Ground-breaking research launched in Melbourne on Tuesday shows two in five Victorians hospitalised for family violence has sustained a brain injury.

The Australian-first research, led by Brain Injury Australia (BIA), found that 40 per cent of the 16,000 victims of family violence attending Victorian hospitals over a decade had sustained a brain injury.

Altona North GP Mukesh Haikerwal, who is on the BIA board and who acquired brain injury after being robbed in Williamstown in 2008, said brain injuries often went undetected.

“This is not a rare thing because people with brain injury often look OK,” he said.

“Not only is the victim likely to have a brain injury, quite often the perpetrator can have a brain injury that also went undetected, either from sport or falling off a bike or having a knock at work, and it basically not being noticed.

“Only this last month, I had someone who had suffered quite a significant knock and he looked fine – there was no injury on his skin, there was no broken bones on his X-rays – but he’d had quite a jolt to the head and he couldn’t understand why he was so tired all the time, why he would be sleepy all the time, especially in the afternoon, and not have the ‘get up and go’ that he used to have.

“The answer was that he had a smouldering brain injury that needed more time to recover.”

A report into the research, which was one of the recommendations of the Victorian Royal Commission into Family Violence, was completed in partnership with Domestic Violence Victoria, Monash University, No to Violence and the Centre for Excellence in Child and Family Welfare.

It found that nearly one in three victims of family violence were children and one in four of them had sustained a brain injury, plus a strong association between brain injury and perpetration of family violence due to impacts on the brain’s ability to control emotions and regulate behaviour.

BIA executive officer Nick Rushworth said data obtained from hospitalisation was “bound to be the tip of a very large iceberg”.

“Most women don’t seek medical attention,” he said. “While around 1800 victims of family violence go to Victorian hospitals each year, there are 26,000 cases referred to specialist family violence services and 37,000 intervention orders sought in the courts,” he said.

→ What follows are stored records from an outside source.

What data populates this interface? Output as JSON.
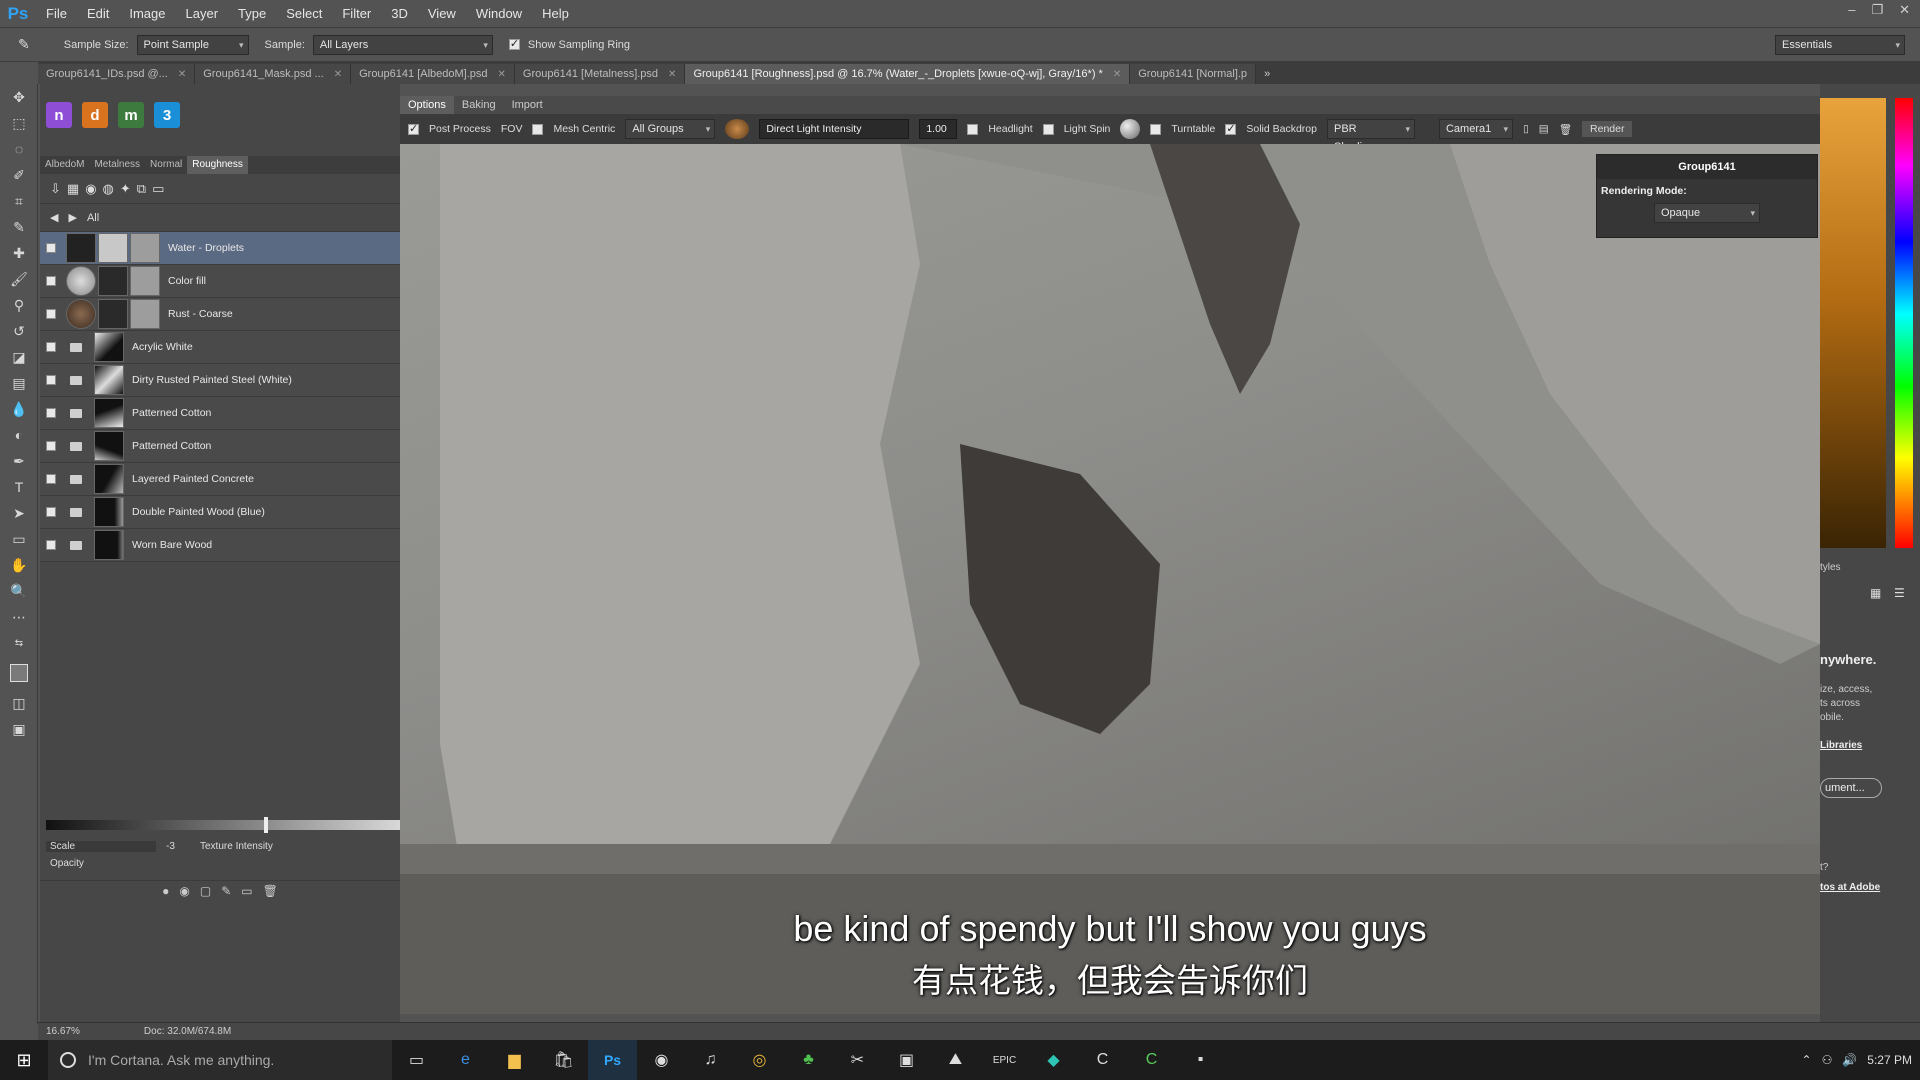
{
  "app": {
    "logo": "Ps"
  },
  "menu": [
    "File",
    "Edit",
    "Image",
    "Layer",
    "Type",
    "Select",
    "Filter",
    "3D",
    "View",
    "Window",
    "Help"
  ],
  "options": {
    "sample_size_label": "Sample Size:",
    "sample_size_value": "Point Sample",
    "sample_label": "Sample:",
    "sample_value": "All Layers",
    "show_ring_label": "Show Sampling Ring",
    "workspace": "Essentials"
  },
  "doc_tabs": [
    {
      "label": "Group6141_IDs.psd @..."
    },
    {
      "label": "Group6141_Mask.psd ..."
    },
    {
      "label": "Group6141 [AlbedoM].psd"
    },
    {
      "label": "Group6141 [Metalness].psd"
    },
    {
      "label": "Group6141 [Roughness].psd @ 16.7% (Water_-_Droplets [xwue-oQ-wj], Gray/16*) *"
    },
    {
      "label": "Group6141 [Normal].p"
    }
  ],
  "plugins": [
    {
      "label": "n",
      "color": "#8e4fd6"
    },
    {
      "label": "d",
      "color": "#d9731e"
    },
    {
      "label": "m",
      "color": "#3d7a3d"
    },
    {
      "label": "3",
      "color": "#1a8fd8"
    }
  ],
  "channels": [
    "AlbedoM",
    "Metalness",
    "Normal",
    "Roughness"
  ],
  "nav_label": "All",
  "layers": [
    {
      "name": "Water - Droplets",
      "selected": true
    },
    {
      "name": "Color fill"
    },
    {
      "name": "Rust - Coarse"
    },
    {
      "name": "Acrylic White"
    },
    {
      "name": "Dirty Rusted Painted Steel (White)"
    },
    {
      "name": "Patterned Cotton"
    },
    {
      "name": "Patterned Cotton"
    },
    {
      "name": "Layered Painted Concrete"
    },
    {
      "name": "Double Painted Wood (Blue)"
    },
    {
      "name": "Worn Bare Wood"
    }
  ],
  "layer_controls": {
    "scale_label": "Scale",
    "scale_value": "-3",
    "intensity_label": "Texture Intensity",
    "opacity_label": "Opacity"
  },
  "viewport": {
    "tabs": [
      "Options",
      "Baking",
      "Import"
    ],
    "post_process": "Post Process",
    "fov": "FOV",
    "mesh_centric": "Mesh Centric",
    "groups": "All Groups",
    "light_label": "Direct Light Intensity",
    "light_value": "1.00",
    "headlight": "Headlight",
    "light_spin": "Light Spin",
    "turntable": "Turntable",
    "solid_backdrop": "Solid Backdrop",
    "shading": "PBR Shading",
    "camera": "Camera1",
    "render": "Render",
    "props_title": "Group6141",
    "rendering_mode_label": "Rendering Mode:",
    "rendering_mode_value": "Opaque"
  },
  "subtitles": {
    "en": "be kind of spendy but I'll show you guys",
    "zh": "有点花钱，但我会告诉你们"
  },
  "right_panel": {
    "styles_label": "tyles",
    "promo_title": "nywhere.",
    "promo_line1": "ize, access,",
    "promo_line2": "ts across",
    "promo_line3": "obile.",
    "promo_link": "Libraries",
    "doc_button": "ument...",
    "bottom_text": "t?",
    "bottom_link": "tos at Adobe"
  },
  "status": {
    "zoom": "16.67%",
    "doc": "Doc: 32.0M/674.8M"
  },
  "taskbar": {
    "cortana_placeholder": "I'm Cortana. Ask me anything.",
    "ps_label": "Ps",
    "tray_time": "5:27 PM"
  }
}
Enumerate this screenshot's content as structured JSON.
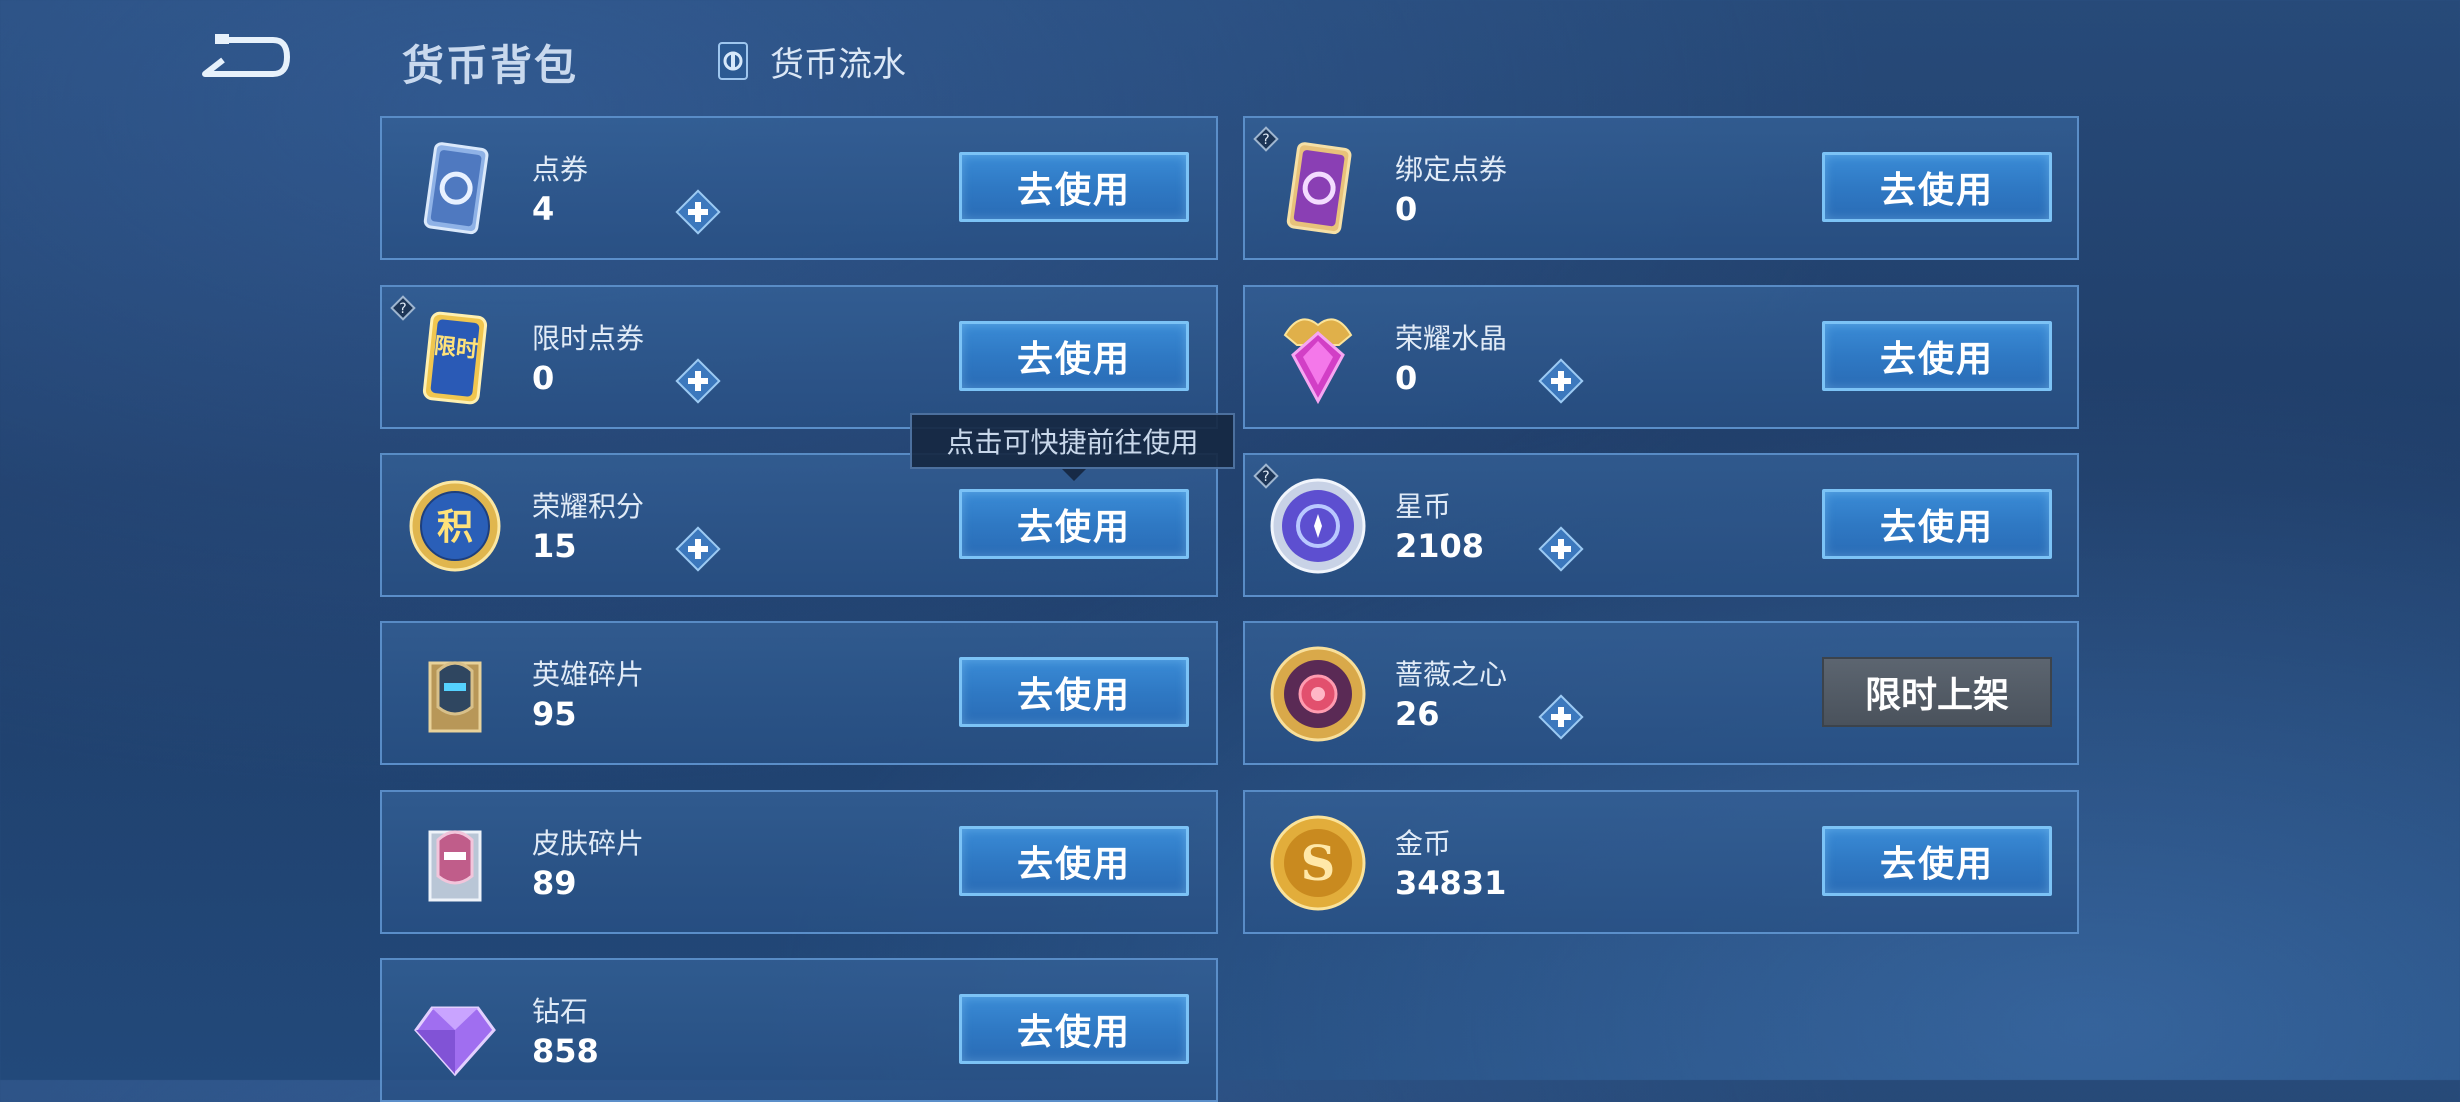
{
  "header": {
    "title": "货币背包",
    "flow_tab": "货币流水"
  },
  "tooltip": "点击可快捷前往使用",
  "currencies": [
    {
      "name": "点券",
      "value": "4",
      "button": "去使用",
      "icon": "ticket-icon"
    },
    {
      "name": "绑定点券",
      "value": "0",
      "button": "去使用",
      "icon": "bound-ticket-icon"
    },
    {
      "name": "限时点券",
      "value": "0",
      "button": "去使用",
      "icon": "limited-ticket-icon",
      "badge": "限时"
    },
    {
      "name": "荣耀水晶",
      "value": "0",
      "button": "去使用",
      "icon": "glory-crystal-icon"
    },
    {
      "name": "荣耀积分",
      "value": "15",
      "button": "去使用",
      "icon": "glory-points-icon",
      "badge": "积"
    },
    {
      "name": "星币",
      "value": "2108",
      "button": "去使用",
      "icon": "star-coin-icon"
    },
    {
      "name": "英雄碎片",
      "value": "95",
      "button": "去使用",
      "icon": "hero-fragment-icon"
    },
    {
      "name": "蔷薇之心",
      "value": "26",
      "button": "限时上架",
      "icon": "rose-heart-icon"
    },
    {
      "name": "皮肤碎片",
      "value": "89",
      "button": "去使用",
      "icon": "skin-fragment-icon"
    },
    {
      "name": "金币",
      "value": "34831",
      "button": "去使用",
      "icon": "gold-coin-icon",
      "badge": "S"
    },
    {
      "name": "钻石",
      "value": "858",
      "button": "去使用",
      "icon": "diamond-icon"
    }
  ],
  "colors": {
    "background": "#22497a",
    "card_border": "#69a0dc",
    "button_blue": "#2f79c4",
    "button_border": "#7cc3f6",
    "limited_button": "#4a525c"
  }
}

BIA is calling for the establishment of an integrated brain injury and family violence service to support diagnosis, rehabilitation and harm reduction.

People experiencing sexual assault and family violence can call the 24-hour hotline. 1800RESPECT (1800737732).